[Extracted records]
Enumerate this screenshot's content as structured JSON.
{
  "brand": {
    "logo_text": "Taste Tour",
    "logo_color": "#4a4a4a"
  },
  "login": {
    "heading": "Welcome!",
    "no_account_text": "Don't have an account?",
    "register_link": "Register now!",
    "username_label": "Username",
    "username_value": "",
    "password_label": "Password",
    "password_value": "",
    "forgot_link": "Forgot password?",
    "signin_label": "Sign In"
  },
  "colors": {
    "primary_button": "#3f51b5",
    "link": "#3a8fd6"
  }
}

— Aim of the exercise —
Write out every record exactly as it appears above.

— Answer for the task —
Enumerate this screenshot's content as structured JSON.
{
  "brand": {
    "logo_text": "Taste Tour",
    "logo_color": "#4a4a4a"
  },
  "login": {
    "heading": "Welcome!",
    "no_account_text": "Don't have an account?",
    "register_link": "Register now!",
    "username_label": "Username",
    "username_value": "",
    "password_label": "Password",
    "password_value": "",
    "forgot_link": "Forgot password?",
    "signin_label": "Sign In"
  },
  "colors": {
    "primary_button": "#3f51b5",
    "link": "#3a8fd6"
  }
}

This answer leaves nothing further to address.